Fallout 76's Latest Update Introduces A New Hot-Button Issue: Sales Tax


"Nothing is certain but death and taxes, the saying goes, and that seems to be the case in Fallout 76, the online multiplayer survival action RPG that launched to great ignominy last year. Touted as a variation on the shared world shooter with the grim but humorous post-apocalyptic flavor that is the series trademark, it continues to receive criticism for its glitches, its barren world and somewhat repetitive gameplay.

Still, there’re enough players on board with it to continue to enjoy it for what it is. Unfortunately, various updates have been issued since often juggle welcome features with problematic additions. The latest one from yesterday is no different, forcing players to come to terms with the fact that just as much as death is a part of Fallout 76’s bleak post-nuclear apocalypse so too are taxes.

While trading items has always been an option in the game, letting players barter unwanted items with other players, the patch added vending machines. These machines let players set up automated stores at their campsites that anyone can use while they’re out looking for trouble. That means players can stock their campsites with goods for sale, set prices and hope for a bit of revenue. But here’s the catch: 10% tax.

“You will receive a notification whenever a player buys one of your items. 90% of the sale price will be added to your Cap balance,” read the latest patch notes. “This 10% fee has been designed to help maintain the health of the game’s economy and mitigate inflation.” Caps aren’t premium currency by the way, so it leaves one to ponder better ways of mitigating “inflation” than pulling it directly out of digital pockets.

Caps can only be earned by killing monsters, selling stuff to robot vendors and trading; you can’t be just swipe your credit card and instantly add more. Understandably, some players aren’t happy about Bethesda being the market’s invisible hand in their purse. “How does taking 10% of our caps in player vending ‘help support a healthy game economy?’ wrote user Panickedsoul on the game’s subreddit.

“You know what this will actually do? It will make us charge more than we actually want for the items in order to make up the difference. I would love to know how this helps players at all, ” Panickedsoul added. And that’s exactly what’s been happening. Reddit user femiwhat posted a basic math primer to ensure players knew how to get the cap revenue they intend to earn.

While a few dozen caps is nothing to most high-level players, the cost of fast travel hits players hard already. The tax could be used to reduce or remove that cost.

While a few dozen caps is nothing to most high-level players, the cost of fast travel hits players hard already. The tax could be used to reduce or remove that cost.

And then there’s the fact that Bethesda charges players caps for fast travel. While the cost of most distances is a mere drop in the bucket for anyone who’s been playing for a while, it can be a huge dent for players who haven’t put in as much time. The sales tax is also felt more by these players who have fewer things to sell. An argument is even being made that the tax should negate the cost of fast travel entirely.

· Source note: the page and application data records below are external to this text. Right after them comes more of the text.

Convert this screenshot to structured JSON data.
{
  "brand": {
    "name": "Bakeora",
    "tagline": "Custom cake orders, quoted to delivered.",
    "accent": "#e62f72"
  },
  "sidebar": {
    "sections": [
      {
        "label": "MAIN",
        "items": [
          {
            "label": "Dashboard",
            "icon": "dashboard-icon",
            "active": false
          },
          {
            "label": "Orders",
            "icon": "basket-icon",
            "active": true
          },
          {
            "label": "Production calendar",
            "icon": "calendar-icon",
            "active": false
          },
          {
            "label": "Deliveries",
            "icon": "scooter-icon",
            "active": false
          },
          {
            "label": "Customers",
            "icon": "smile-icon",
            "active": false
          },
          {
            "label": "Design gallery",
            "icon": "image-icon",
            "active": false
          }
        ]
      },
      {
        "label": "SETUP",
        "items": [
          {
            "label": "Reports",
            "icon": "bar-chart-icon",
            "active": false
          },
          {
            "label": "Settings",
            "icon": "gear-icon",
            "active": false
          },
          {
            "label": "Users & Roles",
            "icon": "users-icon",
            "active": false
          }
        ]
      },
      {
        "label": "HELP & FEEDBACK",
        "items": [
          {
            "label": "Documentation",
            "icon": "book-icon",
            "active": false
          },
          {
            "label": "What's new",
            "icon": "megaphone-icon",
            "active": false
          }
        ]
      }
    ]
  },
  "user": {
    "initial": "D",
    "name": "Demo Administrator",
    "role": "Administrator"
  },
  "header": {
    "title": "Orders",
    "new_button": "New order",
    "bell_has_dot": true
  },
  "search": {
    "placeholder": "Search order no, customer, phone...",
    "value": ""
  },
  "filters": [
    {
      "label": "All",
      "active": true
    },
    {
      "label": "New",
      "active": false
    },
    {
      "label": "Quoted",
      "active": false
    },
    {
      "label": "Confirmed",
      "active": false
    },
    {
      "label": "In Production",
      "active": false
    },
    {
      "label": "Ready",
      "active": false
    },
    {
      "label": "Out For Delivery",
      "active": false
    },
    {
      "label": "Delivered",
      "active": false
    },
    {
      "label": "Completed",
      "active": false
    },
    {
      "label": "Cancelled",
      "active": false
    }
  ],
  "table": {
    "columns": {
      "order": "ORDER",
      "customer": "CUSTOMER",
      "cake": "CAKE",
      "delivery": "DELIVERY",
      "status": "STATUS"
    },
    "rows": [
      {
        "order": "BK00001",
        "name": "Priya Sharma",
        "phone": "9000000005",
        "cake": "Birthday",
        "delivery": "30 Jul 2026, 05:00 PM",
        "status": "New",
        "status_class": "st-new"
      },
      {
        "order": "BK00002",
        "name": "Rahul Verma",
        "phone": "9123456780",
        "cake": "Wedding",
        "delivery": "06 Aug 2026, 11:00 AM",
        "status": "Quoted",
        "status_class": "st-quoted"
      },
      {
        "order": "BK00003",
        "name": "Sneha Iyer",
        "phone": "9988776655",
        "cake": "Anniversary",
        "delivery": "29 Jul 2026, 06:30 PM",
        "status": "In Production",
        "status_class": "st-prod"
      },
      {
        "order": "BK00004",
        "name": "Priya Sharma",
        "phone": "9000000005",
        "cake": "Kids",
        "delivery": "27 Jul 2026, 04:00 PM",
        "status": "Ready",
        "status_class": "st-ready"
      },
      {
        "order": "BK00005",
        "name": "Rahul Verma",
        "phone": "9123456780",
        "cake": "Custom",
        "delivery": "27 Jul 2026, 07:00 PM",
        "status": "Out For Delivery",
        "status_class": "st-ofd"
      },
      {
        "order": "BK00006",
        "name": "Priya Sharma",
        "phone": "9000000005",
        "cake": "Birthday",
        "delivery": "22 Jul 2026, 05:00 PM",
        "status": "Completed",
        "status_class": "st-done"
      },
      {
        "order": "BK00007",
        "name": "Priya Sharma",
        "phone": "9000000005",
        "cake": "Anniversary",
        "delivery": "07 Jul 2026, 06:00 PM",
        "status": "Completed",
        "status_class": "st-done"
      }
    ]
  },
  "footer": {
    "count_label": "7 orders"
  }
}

Other players are more onboard with the tax. “Having multiple ways to get caps out of servers (out of players pockets and not into another’s) helps to reduce the overall amount of caps floating around in players pockets,” wrote Reddit user aburple. “Personally I think we need even more ways to get rid of our caps.”

Honestly, that feels a little rich – pardon the pun – considering not every player character is walking around with more caps than they can get rid of. The game currently limits a player character’s caps at 25,000 and also limits what can be earned between a daily refresh. So while veterans might be at the cap limit and want more ways to get rid of caps, others who can’t play daily have it differently.

And what makes management of the in-game economy so tough is how Fallout 76 groups players. Because they are randomly dropped across an invisible list of servers, there are often wide disparities in power and wealth between those playing together. You can encounter a player who has everything or a player who has nothing, making player-to-player commerce difficult.

And since the 10% tax doesn’t really put a dent in wealthier players or boost up the poorer players, the game’s economy isn’t altered in any meaningful or interesting way. It simply fritters those caps away to Master knows where.